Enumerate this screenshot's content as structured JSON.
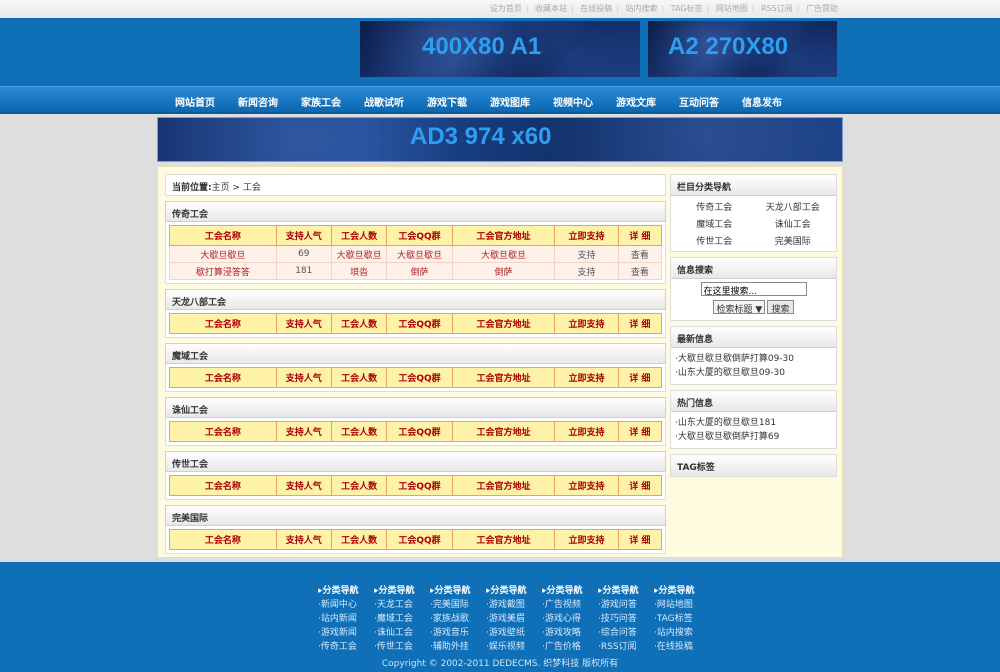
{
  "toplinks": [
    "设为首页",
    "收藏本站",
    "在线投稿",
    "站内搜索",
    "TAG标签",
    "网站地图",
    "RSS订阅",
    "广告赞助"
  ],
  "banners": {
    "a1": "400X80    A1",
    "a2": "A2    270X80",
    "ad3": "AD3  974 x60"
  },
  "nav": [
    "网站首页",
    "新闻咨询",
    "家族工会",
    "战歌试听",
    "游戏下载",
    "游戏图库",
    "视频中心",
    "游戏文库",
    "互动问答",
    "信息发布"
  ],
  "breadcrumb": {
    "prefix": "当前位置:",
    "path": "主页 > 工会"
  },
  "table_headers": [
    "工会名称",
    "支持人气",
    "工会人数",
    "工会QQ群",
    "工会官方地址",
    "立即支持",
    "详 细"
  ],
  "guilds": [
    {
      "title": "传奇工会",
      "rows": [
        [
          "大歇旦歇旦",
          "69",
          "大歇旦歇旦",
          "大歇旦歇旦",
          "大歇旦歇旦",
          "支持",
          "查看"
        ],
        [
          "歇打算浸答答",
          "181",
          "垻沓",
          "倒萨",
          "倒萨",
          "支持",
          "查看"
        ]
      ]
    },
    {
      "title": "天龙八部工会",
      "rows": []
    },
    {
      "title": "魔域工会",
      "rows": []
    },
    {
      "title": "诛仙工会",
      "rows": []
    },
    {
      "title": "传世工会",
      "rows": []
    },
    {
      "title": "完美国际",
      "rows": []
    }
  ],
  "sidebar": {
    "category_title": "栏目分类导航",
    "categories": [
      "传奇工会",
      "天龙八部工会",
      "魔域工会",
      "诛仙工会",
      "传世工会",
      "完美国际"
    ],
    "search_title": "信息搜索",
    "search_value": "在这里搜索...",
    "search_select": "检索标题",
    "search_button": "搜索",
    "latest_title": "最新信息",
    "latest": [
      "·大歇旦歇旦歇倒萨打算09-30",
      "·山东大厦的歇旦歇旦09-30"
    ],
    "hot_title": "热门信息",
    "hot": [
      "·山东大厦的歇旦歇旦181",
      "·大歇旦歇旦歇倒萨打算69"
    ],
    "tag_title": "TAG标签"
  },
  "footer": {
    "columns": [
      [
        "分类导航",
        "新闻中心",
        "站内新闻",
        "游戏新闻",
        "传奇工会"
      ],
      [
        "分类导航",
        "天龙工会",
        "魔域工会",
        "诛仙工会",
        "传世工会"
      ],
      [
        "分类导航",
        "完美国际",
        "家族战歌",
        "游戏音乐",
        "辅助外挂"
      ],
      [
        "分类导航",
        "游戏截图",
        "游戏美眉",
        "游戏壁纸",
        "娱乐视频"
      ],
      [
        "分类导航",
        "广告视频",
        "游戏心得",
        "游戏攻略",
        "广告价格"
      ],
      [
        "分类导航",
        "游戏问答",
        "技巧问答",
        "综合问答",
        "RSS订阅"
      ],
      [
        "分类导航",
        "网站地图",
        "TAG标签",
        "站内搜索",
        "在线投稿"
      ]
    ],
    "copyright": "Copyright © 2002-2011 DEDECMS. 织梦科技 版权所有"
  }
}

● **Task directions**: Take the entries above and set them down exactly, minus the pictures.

● **Exercise answer**:
Enumerate this screenshot's content as structured JSON.
{
  "toplinks": [
    "设为首页",
    "收藏本站",
    "在线投稿",
    "站内搜索",
    "TAG标签",
    "网站地图",
    "RSS订阅",
    "广告赞助"
  ],
  "banners": {
    "a1": "400X80    A1",
    "a2": "A2    270X80",
    "ad3": "AD3  974 x60"
  },
  "nav": [
    "网站首页",
    "新闻咨询",
    "家族工会",
    "战歌试听",
    "游戏下载",
    "游戏图库",
    "视频中心",
    "游戏文库",
    "互动问答",
    "信息发布"
  ],
  "breadcrumb": {
    "prefix": "当前位置:",
    "path": "主页 > 工会"
  },
  "table_headers": [
    "工会名称",
    "支持人气",
    "工会人数",
    "工会QQ群",
    "工会官方地址",
    "立即支持",
    "详 细"
  ],
  "guilds": [
    {
      "title": "传奇工会",
      "rows": [
        [
          "大歇旦歇旦",
          "69",
          "大歇旦歇旦",
          "大歇旦歇旦",
          "大歇旦歇旦",
          "支持",
          "查看"
        ],
        [
          "歇打算浸答答",
          "181",
          "垻沓",
          "倒萨",
          "倒萨",
          "支持",
          "查看"
        ]
      ]
    },
    {
      "title": "天龙八部工会",
      "rows": []
    },
    {
      "title": "魔域工会",
      "rows": []
    },
    {
      "title": "诛仙工会",
      "rows": []
    },
    {
      "title": "传世工会",
      "rows": []
    },
    {
      "title": "完美国际",
      "rows": []
    }
  ],
  "sidebar": {
    "category_title": "栏目分类导航",
    "categories": [
      "传奇工会",
      "天龙八部工会",
      "魔域工会",
      "诛仙工会",
      "传世工会",
      "完美国际"
    ],
    "search_title": "信息搜索",
    "search_value": "在这里搜索...",
    "search_select": "检索标题",
    "search_button": "搜索",
    "latest_title": "最新信息",
    "latest": [
      "·大歇旦歇旦歇倒萨打算09-30",
      "·山东大厦的歇旦歇旦09-30"
    ],
    "hot_title": "热门信息",
    "hot": [
      "·山东大厦的歇旦歇旦181",
      "·大歇旦歇旦歇倒萨打算69"
    ],
    "tag_title": "TAG标签"
  },
  "footer": {
    "columns": [
      [
        "分类导航",
        "新闻中心",
        "站内新闻",
        "游戏新闻",
        "传奇工会"
      ],
      [
        "分类导航",
        "天龙工会",
        "魔域工会",
        "诛仙工会",
        "传世工会"
      ],
      [
        "分类导航",
        "完美国际",
        "家族战歌",
        "游戏音乐",
        "辅助外挂"
      ],
      [
        "分类导航",
        "游戏截图",
        "游戏美眉",
        "游戏壁纸",
        "娱乐视频"
      ],
      [
        "分类导航",
        "广告视频",
        "游戏心得",
        "游戏攻略",
        "广告价格"
      ],
      [
        "分类导航",
        "游戏问答",
        "技巧问答",
        "综合问答",
        "RSS订阅"
      ],
      [
        "分类导航",
        "网站地图",
        "TAG标签",
        "站内搜索",
        "在线投稿"
      ]
    ],
    "copyright": "Copyright © 2002-2011 DEDECMS. 织梦科技 版权所有"
  }
}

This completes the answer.